From the records below, copy each line that has the word "JSON" in it.

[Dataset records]

--- START ---

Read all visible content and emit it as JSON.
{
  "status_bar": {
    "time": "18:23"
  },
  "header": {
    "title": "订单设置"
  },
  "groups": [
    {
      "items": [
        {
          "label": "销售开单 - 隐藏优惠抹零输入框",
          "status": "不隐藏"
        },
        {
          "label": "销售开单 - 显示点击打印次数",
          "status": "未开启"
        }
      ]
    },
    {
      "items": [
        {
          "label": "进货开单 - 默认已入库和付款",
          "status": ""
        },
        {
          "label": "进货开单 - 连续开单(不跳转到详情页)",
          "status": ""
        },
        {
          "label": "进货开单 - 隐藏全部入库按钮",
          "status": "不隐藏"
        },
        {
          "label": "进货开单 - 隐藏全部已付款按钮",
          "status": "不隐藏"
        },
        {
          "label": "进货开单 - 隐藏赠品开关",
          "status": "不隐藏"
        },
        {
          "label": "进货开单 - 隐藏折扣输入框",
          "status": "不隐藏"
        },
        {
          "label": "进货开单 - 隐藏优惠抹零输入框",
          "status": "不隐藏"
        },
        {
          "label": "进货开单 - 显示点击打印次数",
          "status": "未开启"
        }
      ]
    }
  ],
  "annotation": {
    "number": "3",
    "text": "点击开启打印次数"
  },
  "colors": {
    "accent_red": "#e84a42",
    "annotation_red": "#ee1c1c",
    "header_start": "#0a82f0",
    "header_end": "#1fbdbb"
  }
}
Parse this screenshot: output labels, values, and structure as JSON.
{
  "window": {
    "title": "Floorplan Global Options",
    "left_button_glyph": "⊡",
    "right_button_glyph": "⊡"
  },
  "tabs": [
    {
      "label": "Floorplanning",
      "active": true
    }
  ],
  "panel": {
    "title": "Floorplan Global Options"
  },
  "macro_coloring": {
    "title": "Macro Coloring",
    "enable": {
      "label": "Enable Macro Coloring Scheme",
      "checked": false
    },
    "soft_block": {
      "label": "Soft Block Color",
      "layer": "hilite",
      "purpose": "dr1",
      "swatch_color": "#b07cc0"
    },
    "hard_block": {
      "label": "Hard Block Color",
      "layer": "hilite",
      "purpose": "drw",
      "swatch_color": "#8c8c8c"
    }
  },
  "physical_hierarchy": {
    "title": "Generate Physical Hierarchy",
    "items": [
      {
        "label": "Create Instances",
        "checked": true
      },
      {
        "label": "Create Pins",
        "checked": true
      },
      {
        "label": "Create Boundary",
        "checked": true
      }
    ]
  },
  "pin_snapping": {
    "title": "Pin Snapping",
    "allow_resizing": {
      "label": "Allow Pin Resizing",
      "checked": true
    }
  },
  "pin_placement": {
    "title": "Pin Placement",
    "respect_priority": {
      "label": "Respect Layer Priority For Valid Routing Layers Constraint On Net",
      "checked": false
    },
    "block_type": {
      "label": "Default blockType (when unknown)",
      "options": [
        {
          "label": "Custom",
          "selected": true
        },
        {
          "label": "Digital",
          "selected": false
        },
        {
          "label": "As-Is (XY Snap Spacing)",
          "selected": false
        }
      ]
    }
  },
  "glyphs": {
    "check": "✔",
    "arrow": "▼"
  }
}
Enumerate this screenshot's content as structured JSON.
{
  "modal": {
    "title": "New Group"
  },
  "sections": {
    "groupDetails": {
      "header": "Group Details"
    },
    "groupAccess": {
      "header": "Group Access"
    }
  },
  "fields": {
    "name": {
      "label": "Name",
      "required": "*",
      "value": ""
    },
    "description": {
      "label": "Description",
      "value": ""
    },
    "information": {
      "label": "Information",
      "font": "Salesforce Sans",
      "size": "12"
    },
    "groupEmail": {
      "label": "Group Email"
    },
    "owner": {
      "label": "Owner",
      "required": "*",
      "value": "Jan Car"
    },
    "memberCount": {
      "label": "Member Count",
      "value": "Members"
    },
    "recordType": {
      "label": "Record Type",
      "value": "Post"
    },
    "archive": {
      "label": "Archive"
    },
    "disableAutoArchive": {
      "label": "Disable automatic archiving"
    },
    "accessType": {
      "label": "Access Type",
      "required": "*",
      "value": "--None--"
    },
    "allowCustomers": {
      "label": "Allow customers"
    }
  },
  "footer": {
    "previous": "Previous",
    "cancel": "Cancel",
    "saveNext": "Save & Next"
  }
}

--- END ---

_Answer for the task_
Read all visible content and emit it as JSON.
Parse this screenshot: output labels, values, and structure as JSON.
Enumerate this screenshot's content as structured JSON.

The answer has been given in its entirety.